By David Montenegro, Vincent Emery, AJ Whitworth, and Kinnan Dowie
Purple Post Executive President
Purple Post Contributing Writer and Sophomore at Saint Raphael Academy
Purple Post Contributing Writer and Freshman at the University of Rhode Island
Purple Post Contributing Writer and home-schooled Junior

In June 2019, devastating news shook the city of Providence and neighboring communities in Rhode Island. Johns Hopkins published a report that named Providence one of worst public school districts in the country. Some Providence officials didn’t seem to be bothered by all of the data that clearly showed how the PPSD was lacking compared to similar capital cities. In fact, according to the Johns Hopkins Report “… a full 90 percent of students are not proficient in math, and a full 86 percent are not proficient in English Language Arts.”  In the week after the release of the John Hopkins report, parents, teachers, and students voiced their concern, but these demands for change were soon forgotten as the next week’s news cycle replaced the urgent cry for help from the community of Providence.

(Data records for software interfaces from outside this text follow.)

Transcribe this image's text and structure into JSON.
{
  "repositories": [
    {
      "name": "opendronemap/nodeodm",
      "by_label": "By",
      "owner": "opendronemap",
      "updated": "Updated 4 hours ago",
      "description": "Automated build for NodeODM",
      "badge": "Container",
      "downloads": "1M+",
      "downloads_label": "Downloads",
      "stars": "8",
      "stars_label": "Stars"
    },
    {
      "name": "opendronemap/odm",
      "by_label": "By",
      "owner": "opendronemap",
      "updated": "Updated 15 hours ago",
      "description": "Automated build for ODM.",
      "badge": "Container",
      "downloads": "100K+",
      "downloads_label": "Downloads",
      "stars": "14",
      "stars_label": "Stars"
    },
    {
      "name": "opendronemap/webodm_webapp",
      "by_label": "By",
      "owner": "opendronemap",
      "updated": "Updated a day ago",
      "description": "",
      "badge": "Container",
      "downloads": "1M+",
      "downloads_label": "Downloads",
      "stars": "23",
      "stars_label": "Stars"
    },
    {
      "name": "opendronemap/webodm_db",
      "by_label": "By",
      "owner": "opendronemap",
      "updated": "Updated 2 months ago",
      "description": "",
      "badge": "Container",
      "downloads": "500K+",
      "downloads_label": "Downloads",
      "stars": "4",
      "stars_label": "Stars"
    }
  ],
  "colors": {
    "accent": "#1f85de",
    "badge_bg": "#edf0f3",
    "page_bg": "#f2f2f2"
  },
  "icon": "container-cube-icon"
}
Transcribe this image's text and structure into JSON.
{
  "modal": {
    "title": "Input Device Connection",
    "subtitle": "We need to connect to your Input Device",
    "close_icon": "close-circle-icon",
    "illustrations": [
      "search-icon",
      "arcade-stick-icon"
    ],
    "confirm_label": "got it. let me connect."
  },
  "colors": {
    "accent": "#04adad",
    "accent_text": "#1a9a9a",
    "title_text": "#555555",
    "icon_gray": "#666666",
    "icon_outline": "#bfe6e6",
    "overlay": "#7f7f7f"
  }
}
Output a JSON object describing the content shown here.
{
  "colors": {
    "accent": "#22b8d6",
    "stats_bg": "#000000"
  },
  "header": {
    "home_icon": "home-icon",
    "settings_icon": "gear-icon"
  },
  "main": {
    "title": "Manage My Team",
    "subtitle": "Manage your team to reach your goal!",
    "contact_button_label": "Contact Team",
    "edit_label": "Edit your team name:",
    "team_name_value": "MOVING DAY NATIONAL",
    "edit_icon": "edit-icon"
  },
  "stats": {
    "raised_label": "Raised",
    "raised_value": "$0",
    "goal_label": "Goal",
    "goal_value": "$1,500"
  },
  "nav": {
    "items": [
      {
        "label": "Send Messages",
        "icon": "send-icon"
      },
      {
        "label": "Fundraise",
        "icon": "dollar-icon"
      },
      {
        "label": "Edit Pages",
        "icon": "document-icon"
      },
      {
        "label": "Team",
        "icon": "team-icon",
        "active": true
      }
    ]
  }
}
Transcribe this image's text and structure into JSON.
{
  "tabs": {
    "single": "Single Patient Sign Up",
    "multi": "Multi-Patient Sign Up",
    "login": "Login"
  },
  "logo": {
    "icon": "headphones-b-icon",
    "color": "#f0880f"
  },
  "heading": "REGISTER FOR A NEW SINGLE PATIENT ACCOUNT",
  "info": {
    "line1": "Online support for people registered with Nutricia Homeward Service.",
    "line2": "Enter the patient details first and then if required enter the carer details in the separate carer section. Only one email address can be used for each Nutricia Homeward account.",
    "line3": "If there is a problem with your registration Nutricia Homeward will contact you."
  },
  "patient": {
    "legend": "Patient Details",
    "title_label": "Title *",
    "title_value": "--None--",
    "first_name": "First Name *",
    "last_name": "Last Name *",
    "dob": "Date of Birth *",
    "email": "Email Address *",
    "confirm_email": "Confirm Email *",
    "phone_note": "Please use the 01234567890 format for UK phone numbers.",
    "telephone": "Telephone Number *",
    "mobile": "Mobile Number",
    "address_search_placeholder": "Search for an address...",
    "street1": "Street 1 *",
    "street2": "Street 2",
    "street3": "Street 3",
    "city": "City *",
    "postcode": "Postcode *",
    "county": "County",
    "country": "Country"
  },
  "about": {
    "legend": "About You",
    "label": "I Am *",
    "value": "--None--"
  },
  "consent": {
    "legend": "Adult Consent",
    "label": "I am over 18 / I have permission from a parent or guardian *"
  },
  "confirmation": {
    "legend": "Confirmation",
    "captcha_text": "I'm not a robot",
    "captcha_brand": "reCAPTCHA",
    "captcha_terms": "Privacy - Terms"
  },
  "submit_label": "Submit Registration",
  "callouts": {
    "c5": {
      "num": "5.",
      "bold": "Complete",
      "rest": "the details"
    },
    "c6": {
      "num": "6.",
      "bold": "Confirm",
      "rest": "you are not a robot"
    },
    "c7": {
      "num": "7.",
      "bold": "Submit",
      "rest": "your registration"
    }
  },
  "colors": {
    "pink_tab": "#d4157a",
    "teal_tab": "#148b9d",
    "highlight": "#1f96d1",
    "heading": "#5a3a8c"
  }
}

“Change is a strange thing, one day people want it, and the next, they seem to forget about what made them feel so passionate.” said Vincent Emery, a sophomore from Saint Raphael Academy in Pawtucket. “When I saw what was happening in my neighboring community, I was outraged by seeing what my friends had to endure.” David Montenegro, senior at Classical High School and lifelong Providence resident, expressed his dissent to the school system in which he grew up. “I feel fortunate for having gone through it, but it’s disappointing to see others fall under and not being able to thrive in these prime years.” Emery, Montenegro, and Whitworth decided it was time for a change. After writing a letter with the co-signatures of Representative Anastasia Williams and Michael Chippendale, they became founding members of the Improved Education Cooperative of Rhode Island (IEC). 

Montenegro summarized the group’s mission by saying, “The goal of forming this Cooperative is to not only be a voice for the students of Providence, but for all school districts in the State of Rhode Island. Many of these districts are drastically lacking the leadership, funding, and counseling that my peers want and deserve.” 

The Improved Education Cooperative of Rhode Island has already been making a splash by holding meetings with local and federal officials, to see what changes can be made. Interim Superintendent Francis Gallo has been instrumental in helping the Cooperative succeed by essentially acting as a policy review council for ideas drafted by the IEC.

AJ Whitworth, a Freshman at the University of Rhode Island, has also been a key player in working towards the improvement of the Providence Public School System. 

“Now that I have started life in college, I see how imperative it is to have a strong academic presence leading up to where I am now. It really upsets me seeing students in Providence Schools not having access to the tools that will set them on the right path for their future.” Whitworth also went on to say, “Getting more counselors in Providence Schools is a top priority for us, especially since there is a scourge of mental health issues among the younger population.”

The Improved Education Cooperative of Rhode Island has some pretty exciting things planned for the future, and they are looking for community members who are interested in helping to change Providence Public Schools. If interested, please email the Cooperative at